ATLANTA - One day before the nation pauses to reflect on Sept. 11, Georgia voters will be asked to return to the polls for a slate of primary runoff elections.
Republican races for lieutenant governor and secretary of state and a Democratic contest for state school superintendent will constitute the statewide ballot Tuesday.
But candidates in each race fear that the hearts and minds of voters won't be at the ballot box.
"Eight to 10 percent (turnout) is what I've been hearing," said Phillip Foil, the campaign manager for state Sen. Mike Beatty, who faces former Rep. Steve Stancil in the lieutenant governor's race.
On the Democratic side, Joe Martin and Barbara Christmas will square off for the right to meet Republican Rep. Kathy Cox for state school superintendent in November. Superintendent Linda Schrenko resigned to seek the Republican nomination for governor.
Republicans Vernadette Ramirez Broyles and Charlie Bailey will compete to challenge Cathy Cox, Georgia's secretary of state.
In each of those races, no candidate was able to win more than 50 percent of the vote during the Aug. 20 primary. When that happens, under Georgia law, a runoff is held.
Voters who didn't cast a ballot last month can participate in either party's runoff. Those who did vote, though, must stick with the same party.
In the lieutenant governor's race, most of the recent headlines have focused on a lawsuit Mr. Stancil filed last week against Lt. Gov. Mark Taylor.
Before the primary, Mr. Taylor, a Democrat, ran television ads saying Mr. Stancil had been "found guilty and fined for money laundering."
In June, the former Canton legislator admitted violating state ethics laws and agreed to pay a $250 fine and return illegal campaign contributions.
Mr. Stancil's lawsuit says the ad defames him because its wording suggests he committed a felony and broke federal law. Mr. Taylor's campaign is standing by the ads.
Mr. Stancil and his supporters are using the Taylor attack to claim that Mr. Stancil is the Republican with the best chance to win in November.
Mr. Beatty, who lists reforming ethics laws among his top campaign priorities, declined to comment directly on the ads or the lawsuit. But his campaign staff notes that roughly 70,000 fewer votes were cast in the GOP lieutenant governor primary than for governor and in some down-ballot races.
They suggest that the ads, and Mr. Stancil's perceived vulnerability on the issue, led voters not to support any candidate in the race.
Mr. Beatty led Mr. Stancil by slightly more than 1 percent in the primary - 44.8 percent to 43.6. Al Bartell drew 11 percent of the vote.
Both candidates tout themselves as proven conservatives. Mr. Stancil, the former House Republican leader, says his 12 years of experience in state government make him the best candidate to become Georgia's first Republican lieutenant governor.
Mr. Beatty says his experience as a former teacher and poultry farmer put him in touch with some of the state's top issues.

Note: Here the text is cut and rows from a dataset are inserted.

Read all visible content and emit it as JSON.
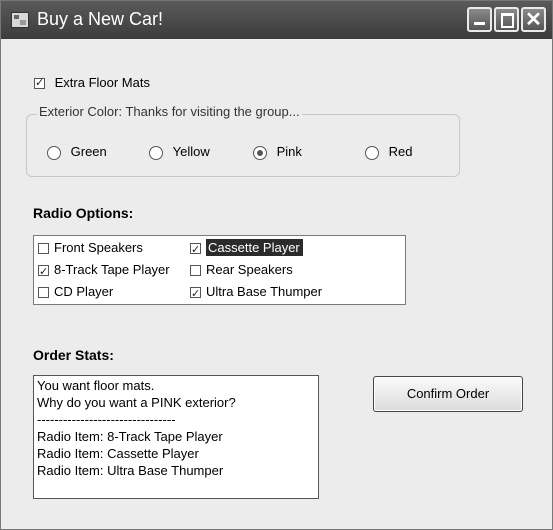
{
  "window": {
    "title": "Buy a New Car!"
  },
  "floor_mats": {
    "label": "Extra Floor Mats",
    "checked": true
  },
  "exterior": {
    "legend": "Exterior Color: Thanks for visiting the group...",
    "options": [
      {
        "label": "Green",
        "selected": false
      },
      {
        "label": "Yellow",
        "selected": false
      },
      {
        "label": "Pink",
        "selected": true
      },
      {
        "label": "Red",
        "selected": false
      }
    ]
  },
  "radio_options": {
    "heading": "Radio Options:",
    "items": [
      {
        "label": "Front Speakers",
        "checked": false,
        "selected": false
      },
      {
        "label": "8-Track Tape Player",
        "checked": true,
        "selected": false
      },
      {
        "label": "CD Player",
        "checked": false,
        "selected": false
      },
      {
        "label": "Cassette Player",
        "checked": true,
        "selected": true
      },
      {
        "label": "Rear Speakers",
        "checked": false,
        "selected": false
      },
      {
        "label": "Ultra Base Thumper",
        "checked": true,
        "selected": false
      }
    ]
  },
  "order_stats": {
    "heading": "Order Stats:",
    "lines": [
      "You want floor mats.",
      "Why do you want a PINK exterior?",
      "--------------------------------",
      "Radio Item: 8-Track Tape Player",
      "Radio Item: Cassette Player",
      "Radio Item: Ultra Base Thumper"
    ]
  },
  "confirm_button": {
    "label": "Confirm Order"
  }
}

In another race, Ms. Christmas took a healthy lead over a six-person field in the primary, with 38.5 percent of the vote. Mr. Martin finished second with 24.1 percent.
Mr. Martin, of Atlanta, said he hopes to make up the difference in the metro Atlanta area.
Tensions are high in the Republican race for secretary of state, where three-time contender Mr. Bailey is squaring off against political newcomer Ms. Broyles.
Mr. Bailey won 47 percent of the vote in the Aug. 20 primary, compared with Ms. Broyles' 26 percent.
Ms. Broyles finished only 193 votes ahead of the third-place candidate, Jerry Wyatt.
Despite her second-place standing, Ms. Broyles - who has touted her Hispanic heritage - has captured the endorsements of several GOP leaders, including gubernatorial candidate Sonny Perdue.
Reach Doug Gross at (404) 589-8424 or firstname.lastname@example.org.
© 2017. All Rights Reserved. | Contact Us